It was customary for George Edinger to manage plantings and harvesting of the Children’s Home Farm that ran along Children’s Home Road and East Lawn Avenue. On July 4, 1915, the first job for this Case Engine was to thresh the wheat on the Children’s Home Farm. Many northeastern Champaign County farms employed George Edinger for custom threshing of their wheat crop. Out of season, the engine provided power for the sawmill located long Edinger Road.
George F. Edinger died in 1921 at the age of 47, but his son George continued the business and also opened other sawmills in other communities including as far away as Cedarville. He was often assisted by his brother Louis. Unfortunately the depression began limiting these business opportunities and the engine moved with George into Urbana to a location on Bloomfield Avenue in 1935 becoming Edinger Brothers Lumber Company, Inc. The lumber mill was powered by a Frick stationary engine, but the Case Engine still saw service, including providing power for the Champaign County Children’s Home when its power plant was down.
Case becomes ‘living history’
The Case was put to work at the Ohio State Fair for many years as a “living history” sawing lumber; it threshed wheat at the Miami Valley Steam Threshers Reunions and the Mad River Steam Shows, both held in Urbana, and traveled to other Ohio steam shows. It was a real iron workhorse.
Many stories can be recalled involving this Case Engine, but one story particularly stands out. Many times Peck Louis and George Edinger would be making their way home or to the next job with the engine that traveled 2 miles per hour when they would run low on fuel and supplies before they got to their destination. George would send Peck home with the horses and wagon to get more fuel and return. On one such trip, a storm suddenly came up while George was alone and without a quicker means of transportation to shelter so he put the engine down by a creek where he could take on water and banked the firebox as best as possible. Just then a violent ice storm hit. George took refuge under the engine nearest the firebox, pulling the wheel covers down as a shield against the storm’s onslaught.
Historians are thankful to Tom Tullis, local farmer and fair board member for Salem Township, for his persuading George Edinger’s engineer grandson James W. Jacobs into getting this 1915 Case Engine restored. It is fortunate to still be in the Edinger family’s possession with grandson Jacobs who lives near Bloomingburg, Ohio, and now it looks brand new.

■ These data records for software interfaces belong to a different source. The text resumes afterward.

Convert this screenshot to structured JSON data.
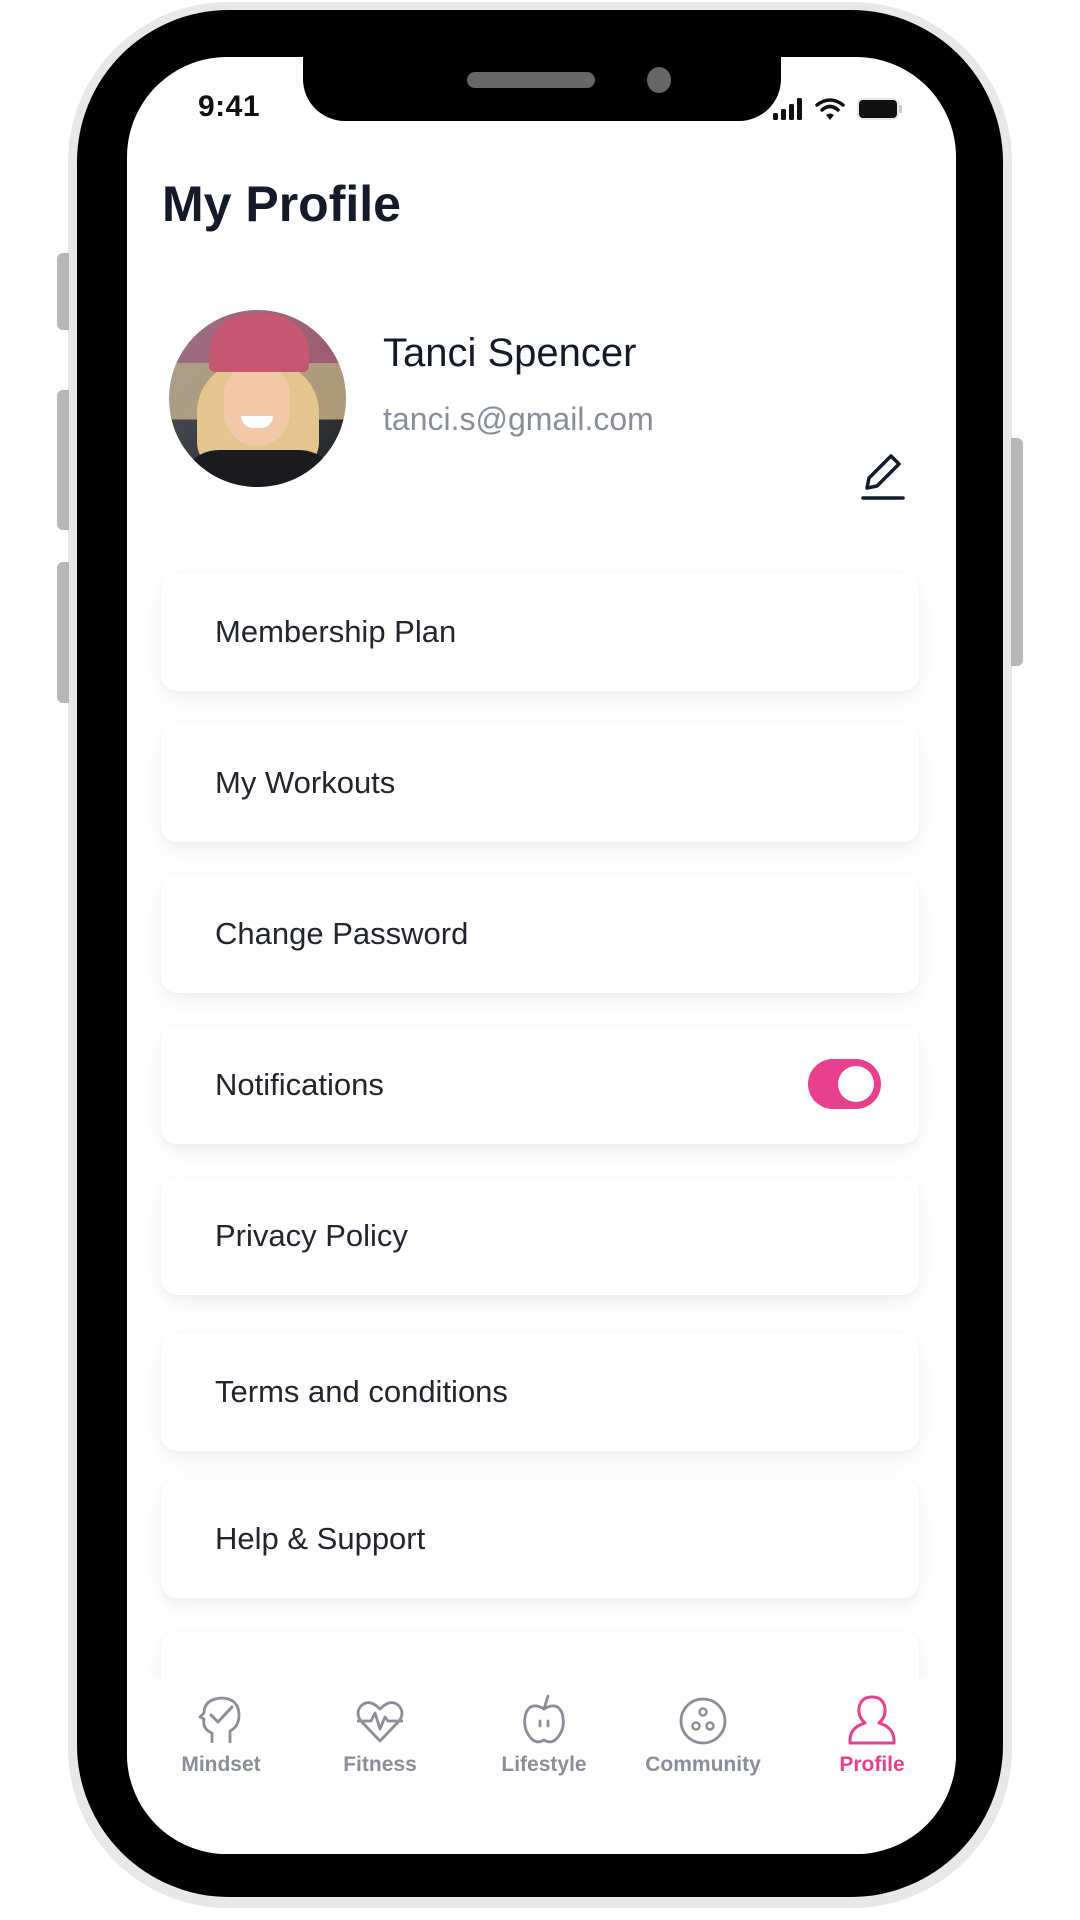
{
  "status_bar": {
    "time": "9:41"
  },
  "header": {
    "title": "My Profile"
  },
  "profile": {
    "name": "Tanci Spencer",
    "email": "tanci.s@gmail.com",
    "avatar_icon": "user-photo",
    "edit_icon": "pencil-icon"
  },
  "menu": [
    {
      "label": "Membership Plan"
    },
    {
      "label": "My Workouts"
    },
    {
      "label": "Change Password"
    },
    {
      "label": "Notifications",
      "toggle": true,
      "toggle_on": true
    },
    {
      "label": "Privacy Policy"
    },
    {
      "label": "Terms and conditions"
    },
    {
      "label": "Help & Support"
    },
    {
      "label": ""
    }
  ],
  "bottom_nav": [
    {
      "label": "Mindset",
      "icon": "head-check-icon",
      "active": false
    },
    {
      "label": "Fitness",
      "icon": "heart-pulse-icon",
      "active": false
    },
    {
      "label": "Lifestyle",
      "icon": "apple-icon",
      "active": false
    },
    {
      "label": "Community",
      "icon": "community-circle-icon",
      "active": false
    },
    {
      "label": "Profile",
      "icon": "user-icon",
      "active": true
    }
  ],
  "colors": {
    "accent": "#e8408e",
    "text": "#141a2a",
    "muted": "#8b8e99"
  }
}
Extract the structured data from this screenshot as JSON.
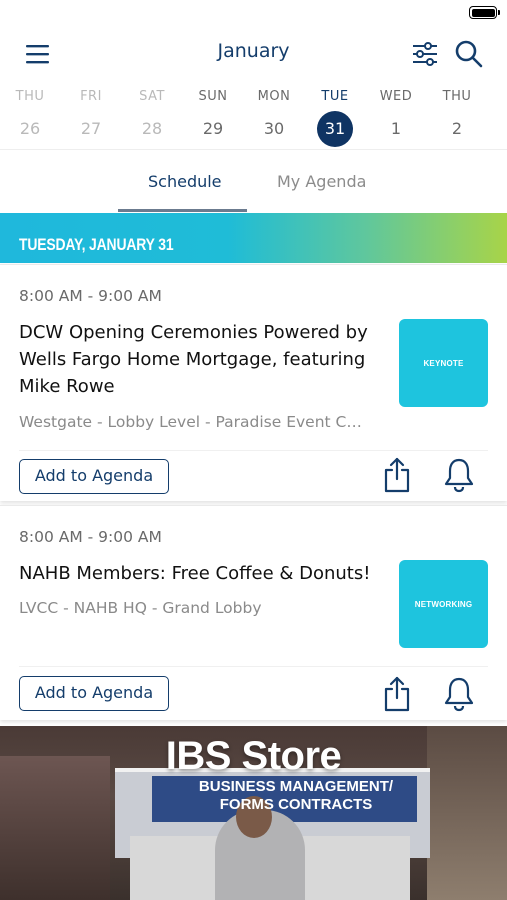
{
  "header": {
    "month": "January"
  },
  "week": [
    {
      "name": "THU",
      "num": "26",
      "state": "past"
    },
    {
      "name": "FRI",
      "num": "27",
      "state": "past"
    },
    {
      "name": "SAT",
      "num": "28",
      "state": "past"
    },
    {
      "name": "SUN",
      "num": "29",
      "state": "current"
    },
    {
      "name": "MON",
      "num": "30",
      "state": "current"
    },
    {
      "name": "TUE",
      "num": "31",
      "state": "selected"
    },
    {
      "name": "WED",
      "num": "1",
      "state": "current"
    },
    {
      "name": "THU",
      "num": "2",
      "state": "current"
    }
  ],
  "tabs": {
    "schedule": "Schedule",
    "my_agenda": "My Agenda",
    "active": "Schedule"
  },
  "date_banner": "TUESDAY, JANUARY 31",
  "sessions": [
    {
      "time": "8:00 AM - 9:00 AM",
      "title": "DCW Opening Ceremonies Powered by Wells Fargo Home Mortgage, featuring Mike Rowe",
      "location": "Westgate - Lobby Level - Paradise Event Ce...",
      "tag": "KEYNOTE",
      "action": "Add to Agenda"
    },
    {
      "time": "8:00 AM - 9:00 AM",
      "title": "NAHB Members: Free Coffee & Donuts!",
      "location": "LVCC - NAHB HQ - Grand Lobby",
      "tag": "NETWORKING",
      "action": "Add to Agenda"
    }
  ],
  "promo": {
    "title": "IBS Store",
    "subtitle": "BUSINESS MANAGEMENT/ FORMS CONTRACTS"
  },
  "icons": {
    "menu": "hamburger-menu-icon",
    "filter": "sliders-filter-icon",
    "search": "search-icon",
    "share": "share-icon",
    "bell": "bell-icon"
  },
  "colors": {
    "primary": "#143d6b",
    "selected_day": "#0f3463",
    "tag": "#1ec4de",
    "banner_start": "#1fb8dc",
    "banner_end": "#a8d448"
  }
}
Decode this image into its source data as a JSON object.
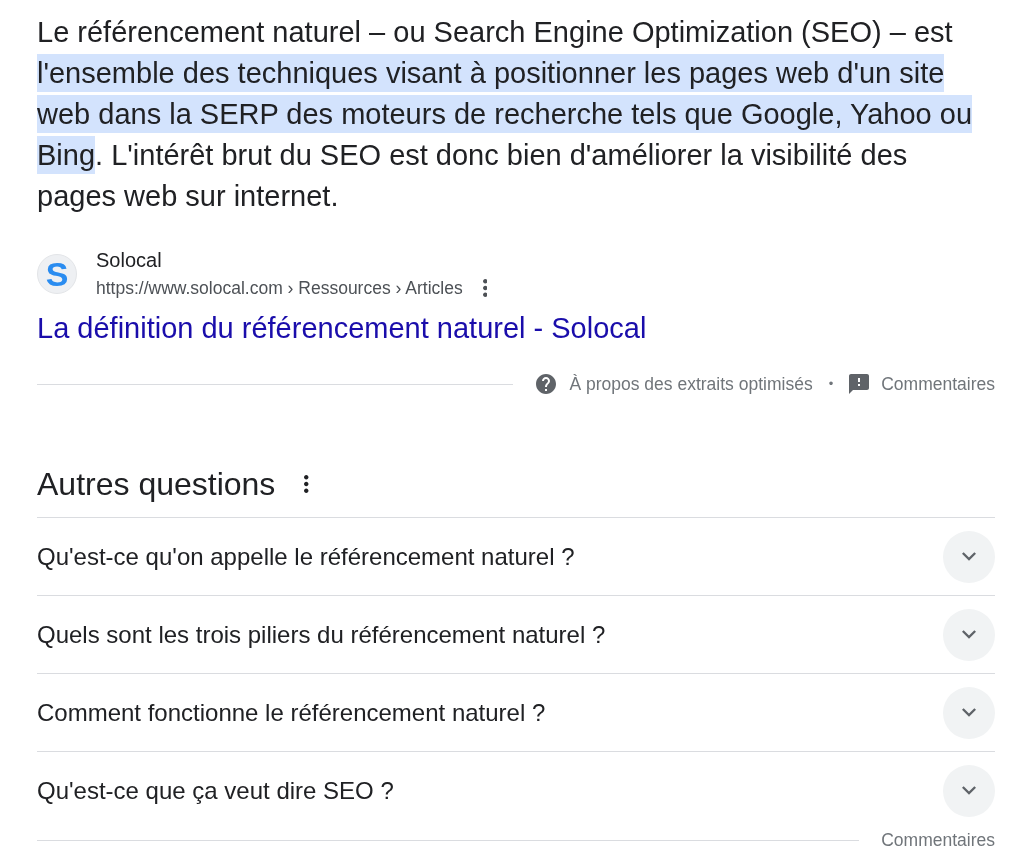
{
  "snippet": {
    "segments": [
      {
        "text": "Le référencement naturel – ou Search Engine Optimization (SEO) – est ",
        "highlighted": false
      },
      {
        "text": "l'ensemble des techniques visant à positionner les pages web d'un site web dans la SERP des moteurs de recherche tels que Google, Yahoo ou Bing",
        "highlighted": true
      },
      {
        "text": ". L'intérêt brut du SEO est donc bien d'améliorer la visibilité des pages web sur internet.",
        "highlighted": false
      }
    ]
  },
  "source": {
    "logo_text": "S",
    "site_name": "Solocal",
    "url": "https://www.solocal.com › Ressources › Articles",
    "title": "La définition du référencement naturel - Solocal"
  },
  "snippet_footer": {
    "about": "À propos des extraits optimisés",
    "separator": "•",
    "feedback": "Commentaires"
  },
  "related_questions": {
    "heading": "Autres questions",
    "items": [
      {
        "question": "Qu'est-ce qu'on appelle le référencement naturel ?",
        "expanded": false
      },
      {
        "question": "Quels sont les trois piliers du référencement naturel ?",
        "expanded": false
      },
      {
        "question": "Comment fonctionne le référencement naturel ?",
        "expanded": false
      },
      {
        "question": "Qu'est-ce que ça veut dire SEO ?",
        "expanded": false
      }
    ],
    "feedback": "Commentaires"
  }
}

Tom Tullis secured the engine’s display at this year’s Champaign County Fair in the Farm Bureau Building. It will also be available for viewing for a week after the Fair, at the Case Dealership Farmers Equipment Co. in Urbana. This is just another piece of Champaign County History coming back for a visit. Be sure not to miss it.